(Web page and app entries)
● ● ● ●

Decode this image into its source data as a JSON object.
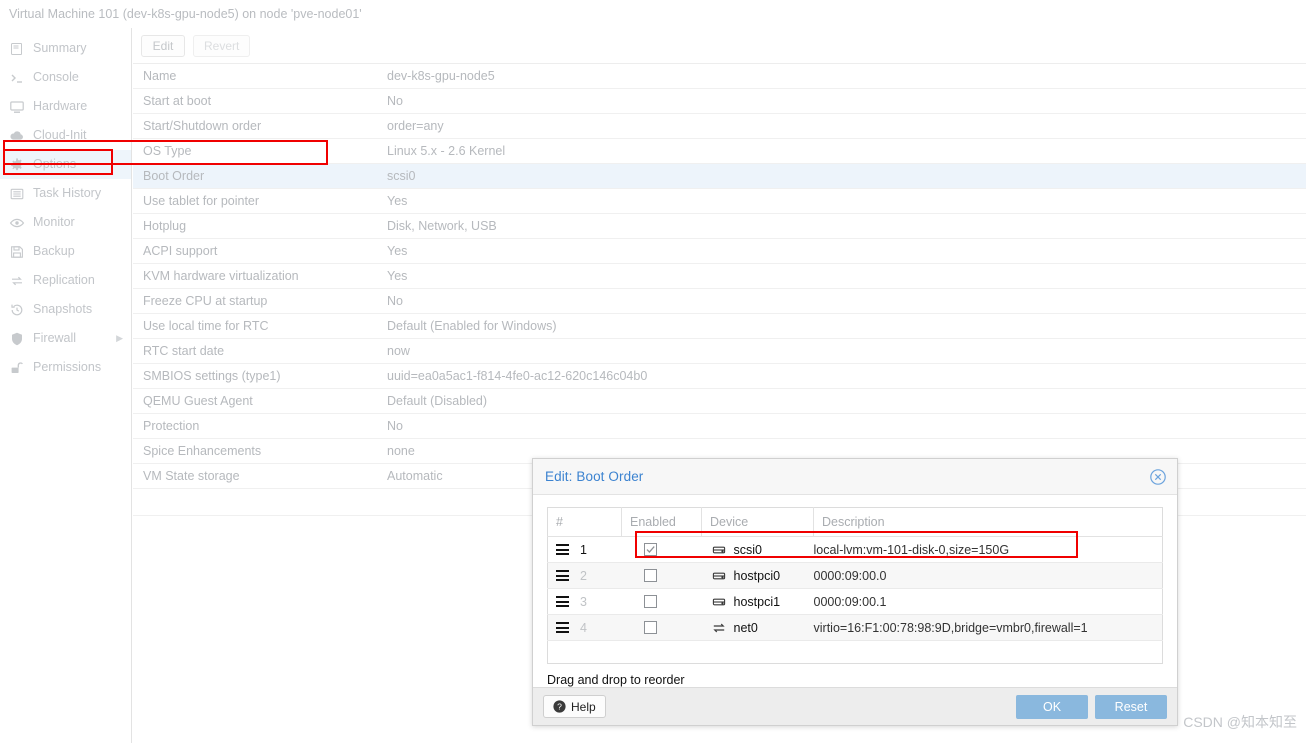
{
  "window": {
    "title": "Virtual Machine 101 (dev-k8s-gpu-node5) on node 'pve-node01'"
  },
  "sidebar": {
    "items": [
      {
        "label": "Summary",
        "icon": "summary-icon"
      },
      {
        "label": "Console",
        "icon": "console-icon"
      },
      {
        "label": "Hardware",
        "icon": "monitor-icon"
      },
      {
        "label": "Cloud-Init",
        "icon": "cloud-icon"
      },
      {
        "label": "Options",
        "icon": "gear-icon"
      },
      {
        "label": "Task History",
        "icon": "list-icon"
      },
      {
        "label": "Monitor",
        "icon": "eye-icon"
      },
      {
        "label": "Backup",
        "icon": "floppy-icon"
      },
      {
        "label": "Replication",
        "icon": "replication-icon"
      },
      {
        "label": "Snapshots",
        "icon": "history-icon"
      },
      {
        "label": "Firewall",
        "icon": "shield-icon"
      },
      {
        "label": "Permissions",
        "icon": "unlock-icon"
      }
    ],
    "selected_index": 4
  },
  "toolbar": {
    "edit_label": "Edit",
    "revert_label": "Revert"
  },
  "options": {
    "rows": [
      {
        "key": "Name",
        "value": "dev-k8s-gpu-node5"
      },
      {
        "key": "Start at boot",
        "value": "No"
      },
      {
        "key": "Start/Shutdown order",
        "value": "order=any"
      },
      {
        "key": "OS Type",
        "value": "Linux 5.x - 2.6 Kernel"
      },
      {
        "key": "Boot Order",
        "value": "scsi0"
      },
      {
        "key": "Use tablet for pointer",
        "value": "Yes"
      },
      {
        "key": "Hotplug",
        "value": "Disk, Network, USB"
      },
      {
        "key": "ACPI support",
        "value": "Yes"
      },
      {
        "key": "KVM hardware virtualization",
        "value": "Yes"
      },
      {
        "key": "Freeze CPU at startup",
        "value": "No"
      },
      {
        "key": "Use local time for RTC",
        "value": "Default (Enabled for Windows)"
      },
      {
        "key": "RTC start date",
        "value": "now"
      },
      {
        "key": "SMBIOS settings (type1)",
        "value": "uuid=ea0a5ac1-f814-4fe0-ac12-620c146c04b0"
      },
      {
        "key": "QEMU Guest Agent",
        "value": "Default (Disabled)"
      },
      {
        "key": "Protection",
        "value": "No"
      },
      {
        "key": "Spice Enhancements",
        "value": "none"
      },
      {
        "key": "VM State storage",
        "value": "Automatic"
      }
    ],
    "highlighted_index": 4
  },
  "dialog": {
    "title": "Edit: Boot Order",
    "close_icon": "close-circle-icon",
    "columns": [
      "#",
      "Enabled",
      "Device",
      "Description"
    ],
    "rows": [
      {
        "index": "1",
        "enabled": true,
        "device": "scsi0",
        "device_icon": "disk-icon",
        "description": "local-lvm:vm-101-disk-0,size=150G"
      },
      {
        "index": "2",
        "enabled": false,
        "device": "hostpci0",
        "device_icon": "disk-icon",
        "description": "0000:09:00.0"
      },
      {
        "index": "3",
        "enabled": false,
        "device": "hostpci1",
        "device_icon": "disk-icon",
        "description": "0000:09:00.1"
      },
      {
        "index": "4",
        "enabled": false,
        "device": "net0",
        "device_icon": "network-icon",
        "description": "virtio=16:F1:00:78:98:9D,bridge=vmbr0,firewall=1"
      }
    ],
    "hint": "Drag and drop to reorder",
    "footer": {
      "help_label": "Help",
      "ok_label": "OK",
      "reset_label": "Reset"
    }
  },
  "watermark": "CSDN @知本知至",
  "colors": {
    "accent": "#3c83d0",
    "annotation": "#f00000",
    "button": "#8ab8de",
    "row_highlight": "#edf4fb"
  }
}
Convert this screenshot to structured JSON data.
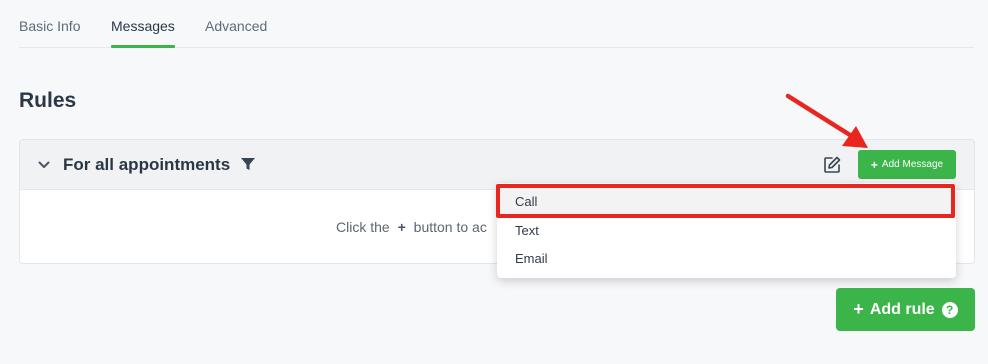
{
  "tabs": [
    {
      "label": "Basic Info",
      "active": false
    },
    {
      "label": "Messages",
      "active": true
    },
    {
      "label": "Advanced",
      "active": false
    }
  ],
  "section_title": "Rules",
  "rule": {
    "title": "For all appointments",
    "add_message_label": "Add Message",
    "empty_hint_before": "Click the",
    "empty_hint_after": "button to ac"
  },
  "dropdown": {
    "items": [
      "Call",
      "Text",
      "Email"
    ],
    "highlighted": "Call"
  },
  "add_rule_label": "Add rule",
  "colors": {
    "accent": "#3bb54a",
    "annotation": "#e8251f",
    "heading": "#2b3745"
  },
  "icons": [
    "chevron-down-icon",
    "filter-icon",
    "edit-icon",
    "plus-icon",
    "help-icon"
  ]
}
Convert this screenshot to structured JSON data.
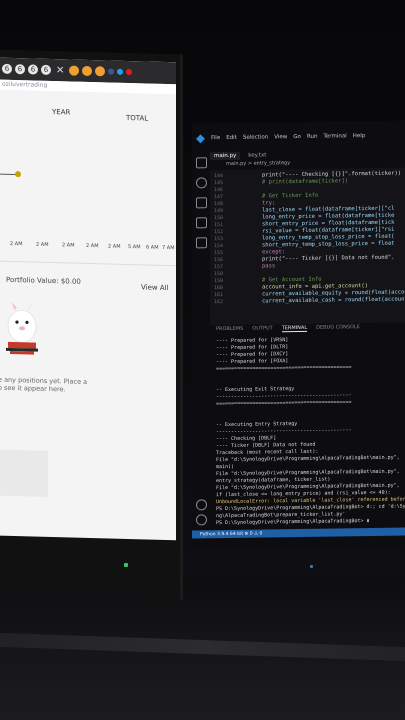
{
  "left_screen": {
    "browser_tab_bubbles": [
      "6",
      "6",
      "6",
      "6"
    ],
    "tab_close": "✕",
    "url_text": "oziluvertrading",
    "header_year": "YEAR",
    "header_total": "TOTAL",
    "x_ticks": [
      "2 AM",
      "2 AM",
      "2 AM",
      "2 AM",
      "2 AM",
      "5 AM",
      "6 AM",
      "7 AM"
    ],
    "portfolio_value": "Portfolio Value: $0.00",
    "view_all": "View All",
    "empty_line1": "e any positions yet. Place a",
    "empty_line2": "o see it appear here."
  },
  "vscode": {
    "menu": [
      "File",
      "Edit",
      "Selection",
      "View",
      "Go",
      "Run",
      "Terminal",
      "Help"
    ],
    "tabs": [
      "main.py",
      "key.txt"
    ],
    "breadcrumb": "main.py > entry_strategy",
    "line_numbers": [
      "144",
      "145",
      "146",
      "147",
      "148",
      "149",
      "150",
      "151",
      "152",
      "153",
      "154",
      "155",
      "156",
      "157",
      "158",
      "159",
      "160",
      "161",
      "162",
      "163",
      "164",
      "165",
      "166"
    ],
    "code_lines": [
      {
        "text": "print(\"---- Checking [{}]\".format(ticker))",
        "color": "#d8d8d8"
      },
      {
        "text": "# print(dataframe[ticker])",
        "color": "#6a9955"
      },
      {
        "text": "",
        "color": "#d8d8d8"
      },
      {
        "text": "# Get Ticker Info",
        "color": "#6a9955"
      },
      {
        "text": "try:",
        "color": "#c586c0"
      },
      {
        "text": "    last_close = float(dataframe[ticker][\"cl",
        "color": "#9cdcfe"
      },
      {
        "text": "    long_entry_price = float(dataframe[ticke",
        "color": "#9cdcfe"
      },
      {
        "text": "    short_entry_price = float(dataframe[tick",
        "color": "#9cdcfe"
      },
      {
        "text": "    rsi_value = float(dataframe[ticker][\"rsi",
        "color": "#9cdcfe"
      },
      {
        "text": "    long_entry_temp_stop_loss_price = float(",
        "color": "#9cdcfe"
      },
      {
        "text": "    short_entry_temp_stop_loss_price = float",
        "color": "#9cdcfe"
      },
      {
        "text": "except:",
        "color": "#c586c0"
      },
      {
        "text": "    print(\"---- Ticker [{}] Data not found\".",
        "color": "#d8d8d8"
      },
      {
        "text": "    pass",
        "color": "#c586c0"
      },
      {
        "text": "",
        "color": "#d8d8d8"
      },
      {
        "text": "# Get Account Info",
        "color": "#6a9955"
      },
      {
        "text": "account_info = api.get_account()",
        "color": "#dcdcaa"
      },
      {
        "text": "current_available_equity = round(float(account",
        "color": "#9cdcfe"
      },
      {
        "text": "current_available_cash = round(float(account_",
        "color": "#9cdcfe"
      }
    ],
    "panel_tabs": [
      "PROBLEMS",
      "OUTPUT",
      "TERMINAL",
      "DEBUG CONSOLE"
    ],
    "terminal_lines": [
      {
        "text": "---- Prepared for [VRSN]",
        "warn": false
      },
      {
        "text": "---- Prepared for [DLTR]",
        "warn": false
      },
      {
        "text": "---- Prepared for [DXCY]",
        "warn": false
      },
      {
        "text": "---- Prepared for [FOXA]",
        "warn": false
      },
      {
        "text": "=============================================",
        "warn": false
      },
      {
        "text": "",
        "warn": false
      },
      {
        "text": "",
        "warn": false
      },
      {
        "text": "-- Executing Exit Strategy",
        "warn": false
      },
      {
        "text": "---------------------------------------------",
        "warn": false
      },
      {
        "text": "=============================================",
        "warn": false
      },
      {
        "text": "",
        "warn": false
      },
      {
        "text": "",
        "warn": false
      },
      {
        "text": "-- Executing Entry Strategy",
        "warn": false
      },
      {
        "text": "---------------------------------------------",
        "warn": false
      },
      {
        "text": "---- Checking [DBLF]",
        "warn": false
      },
      {
        "text": "---- Ticker [DBLF] Data not found",
        "warn": false
      },
      {
        "text": "Traceback (most recent call last):",
        "warn": false
      },
      {
        "text": "  File \"d:\\SynologyDrive\\Programming\\AlpacaTradingBot\\main.py\",",
        "warn": false
      },
      {
        "text": "    main()",
        "warn": false
      },
      {
        "text": "  File \"d:\\SynologyDrive\\Programming\\AlpacaTradingBot\\main.py\",",
        "warn": false
      },
      {
        "text": "    entry_strategy(dataframe, ticker_list)",
        "warn": false
      },
      {
        "text": "  File \"d:\\SynologyDrive\\Programming\\AlpacaTradingBot\\main.py\",",
        "warn": false
      },
      {
        "text": "    if (last_close <= long_entry_price) and (rsi_value <= 40):",
        "warn": false
      },
      {
        "text": "UnboundLocalError: local variable 'last_close' referenced before",
        "warn": true
      },
      {
        "text": "PS D:\\SynologyDrive\\Programming\\AlpacaTradingBot> d:; cd 'd:\\Syn",
        "warn": false
      },
      {
        "text": "ng\\AlpacaTradingBot\\prepare_ticker_list.py'",
        "warn": false
      },
      {
        "text": "PS D:\\SynologyDrive\\Programming\\AlpacaTradingBot> ▮",
        "warn": false
      }
    ],
    "status_text": "Python 3.9.4 64-bit   ⊗ 0  ⚠ 0"
  }
}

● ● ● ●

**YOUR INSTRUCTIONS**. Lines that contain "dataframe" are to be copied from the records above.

**RESPONSE TO THE EXERCISE**.
        "text": "# print(dataframe[ticker])",
        "text": "    last_close = float(dataframe[ticker][\"cl",
        "text": "    long_entry_price = float(dataframe[ticke",
        "text": "    short_entry_price = float(dataframe[tick",
        "text": "    rsi_value = float(dataframe[ticker][\"rsi",
        "text": "    entry_strategy(dataframe, ticker_list)",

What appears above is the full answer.